Read through the material below and find each line that has the word "utilisateurs"; copy it.
- - - -
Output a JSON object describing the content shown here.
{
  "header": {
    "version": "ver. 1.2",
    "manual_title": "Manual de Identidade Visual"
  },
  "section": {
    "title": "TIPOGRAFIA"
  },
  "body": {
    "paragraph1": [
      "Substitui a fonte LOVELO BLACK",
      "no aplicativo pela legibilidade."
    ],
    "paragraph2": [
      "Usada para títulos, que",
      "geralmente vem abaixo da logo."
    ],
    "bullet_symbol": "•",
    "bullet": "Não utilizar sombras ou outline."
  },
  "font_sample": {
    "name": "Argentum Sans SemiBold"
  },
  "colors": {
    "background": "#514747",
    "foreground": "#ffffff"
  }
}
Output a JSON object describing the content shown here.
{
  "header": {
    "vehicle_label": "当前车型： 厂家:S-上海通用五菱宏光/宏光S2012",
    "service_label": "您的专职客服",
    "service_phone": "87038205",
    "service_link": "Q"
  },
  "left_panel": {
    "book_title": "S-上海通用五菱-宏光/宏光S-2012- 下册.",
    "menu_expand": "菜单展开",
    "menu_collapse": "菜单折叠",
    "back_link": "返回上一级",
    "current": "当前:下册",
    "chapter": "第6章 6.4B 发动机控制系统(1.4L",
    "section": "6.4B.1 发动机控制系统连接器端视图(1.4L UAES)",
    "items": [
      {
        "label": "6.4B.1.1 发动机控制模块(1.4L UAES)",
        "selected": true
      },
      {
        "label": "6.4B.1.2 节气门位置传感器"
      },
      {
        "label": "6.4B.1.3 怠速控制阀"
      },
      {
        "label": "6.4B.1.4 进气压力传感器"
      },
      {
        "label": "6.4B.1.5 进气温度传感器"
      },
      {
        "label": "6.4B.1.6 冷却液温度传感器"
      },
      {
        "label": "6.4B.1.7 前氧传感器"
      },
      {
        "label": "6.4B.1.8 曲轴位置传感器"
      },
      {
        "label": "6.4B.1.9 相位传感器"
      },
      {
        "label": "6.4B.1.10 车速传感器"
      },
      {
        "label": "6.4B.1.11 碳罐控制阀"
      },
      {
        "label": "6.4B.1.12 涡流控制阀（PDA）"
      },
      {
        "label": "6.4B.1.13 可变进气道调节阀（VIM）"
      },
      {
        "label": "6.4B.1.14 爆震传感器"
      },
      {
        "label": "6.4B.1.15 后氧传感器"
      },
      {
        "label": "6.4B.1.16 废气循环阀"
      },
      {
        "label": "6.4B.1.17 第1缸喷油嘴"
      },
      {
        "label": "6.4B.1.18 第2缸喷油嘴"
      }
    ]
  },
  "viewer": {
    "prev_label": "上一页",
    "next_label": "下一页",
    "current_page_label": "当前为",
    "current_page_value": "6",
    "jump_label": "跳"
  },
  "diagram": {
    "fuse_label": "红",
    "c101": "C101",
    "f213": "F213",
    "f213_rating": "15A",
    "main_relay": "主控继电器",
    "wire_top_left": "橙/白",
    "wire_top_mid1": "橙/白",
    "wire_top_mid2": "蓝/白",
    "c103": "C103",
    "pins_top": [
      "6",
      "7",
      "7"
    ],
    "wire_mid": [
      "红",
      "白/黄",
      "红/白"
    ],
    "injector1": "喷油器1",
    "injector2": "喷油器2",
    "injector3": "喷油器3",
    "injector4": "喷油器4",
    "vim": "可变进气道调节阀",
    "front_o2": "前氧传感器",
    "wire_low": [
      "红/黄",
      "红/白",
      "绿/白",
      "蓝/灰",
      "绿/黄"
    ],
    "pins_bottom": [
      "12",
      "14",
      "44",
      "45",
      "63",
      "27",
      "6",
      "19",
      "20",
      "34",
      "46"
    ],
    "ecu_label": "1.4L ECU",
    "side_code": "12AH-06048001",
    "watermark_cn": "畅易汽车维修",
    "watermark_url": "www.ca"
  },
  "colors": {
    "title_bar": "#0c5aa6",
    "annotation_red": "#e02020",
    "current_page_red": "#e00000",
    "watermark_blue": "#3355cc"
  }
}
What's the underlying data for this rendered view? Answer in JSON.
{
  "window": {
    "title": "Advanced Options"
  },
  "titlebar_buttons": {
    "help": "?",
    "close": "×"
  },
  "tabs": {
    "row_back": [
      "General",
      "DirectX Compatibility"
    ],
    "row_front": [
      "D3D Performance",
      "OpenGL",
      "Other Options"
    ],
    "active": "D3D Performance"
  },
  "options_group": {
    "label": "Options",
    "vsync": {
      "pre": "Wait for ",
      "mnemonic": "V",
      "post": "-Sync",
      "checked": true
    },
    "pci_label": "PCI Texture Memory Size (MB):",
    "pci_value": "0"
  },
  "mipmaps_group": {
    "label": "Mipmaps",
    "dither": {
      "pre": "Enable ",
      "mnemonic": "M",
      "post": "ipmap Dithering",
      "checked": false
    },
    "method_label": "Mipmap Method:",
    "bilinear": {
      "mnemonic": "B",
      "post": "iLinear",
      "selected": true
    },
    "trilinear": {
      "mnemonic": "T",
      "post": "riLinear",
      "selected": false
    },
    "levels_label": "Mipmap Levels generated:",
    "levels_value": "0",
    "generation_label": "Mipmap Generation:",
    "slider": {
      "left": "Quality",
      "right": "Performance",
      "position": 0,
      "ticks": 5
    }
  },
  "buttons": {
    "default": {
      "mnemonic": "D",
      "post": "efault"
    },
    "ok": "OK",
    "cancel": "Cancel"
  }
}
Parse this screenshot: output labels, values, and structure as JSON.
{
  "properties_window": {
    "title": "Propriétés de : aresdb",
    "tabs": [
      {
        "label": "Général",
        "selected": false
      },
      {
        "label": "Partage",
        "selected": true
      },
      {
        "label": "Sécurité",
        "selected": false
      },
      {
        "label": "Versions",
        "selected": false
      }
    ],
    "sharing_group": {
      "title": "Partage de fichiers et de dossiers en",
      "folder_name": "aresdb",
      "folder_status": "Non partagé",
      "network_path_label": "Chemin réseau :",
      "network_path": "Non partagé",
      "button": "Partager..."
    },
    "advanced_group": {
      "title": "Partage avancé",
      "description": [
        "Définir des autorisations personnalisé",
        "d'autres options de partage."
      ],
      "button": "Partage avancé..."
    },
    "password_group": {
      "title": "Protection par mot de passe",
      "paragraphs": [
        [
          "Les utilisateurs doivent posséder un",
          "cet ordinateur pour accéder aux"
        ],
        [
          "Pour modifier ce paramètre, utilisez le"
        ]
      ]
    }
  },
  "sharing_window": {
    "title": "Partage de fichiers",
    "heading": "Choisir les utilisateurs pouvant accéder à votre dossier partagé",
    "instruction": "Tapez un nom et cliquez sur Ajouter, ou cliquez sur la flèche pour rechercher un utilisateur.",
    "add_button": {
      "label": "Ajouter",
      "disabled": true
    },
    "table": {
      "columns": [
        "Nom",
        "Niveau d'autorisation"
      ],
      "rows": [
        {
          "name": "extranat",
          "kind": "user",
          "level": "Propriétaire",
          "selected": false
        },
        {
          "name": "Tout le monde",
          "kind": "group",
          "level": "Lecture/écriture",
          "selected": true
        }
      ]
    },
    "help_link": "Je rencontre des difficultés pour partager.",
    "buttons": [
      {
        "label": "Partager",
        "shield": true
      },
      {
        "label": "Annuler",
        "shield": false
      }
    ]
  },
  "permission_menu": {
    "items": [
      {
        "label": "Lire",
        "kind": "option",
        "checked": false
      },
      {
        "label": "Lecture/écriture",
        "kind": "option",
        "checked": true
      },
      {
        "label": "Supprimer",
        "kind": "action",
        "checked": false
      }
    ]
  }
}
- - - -
### Result for this exercise
          "Les utilisateurs doivent posséder un",
    "heading": "Choisir les utilisateurs pouvant accéder à votre dossier partagé",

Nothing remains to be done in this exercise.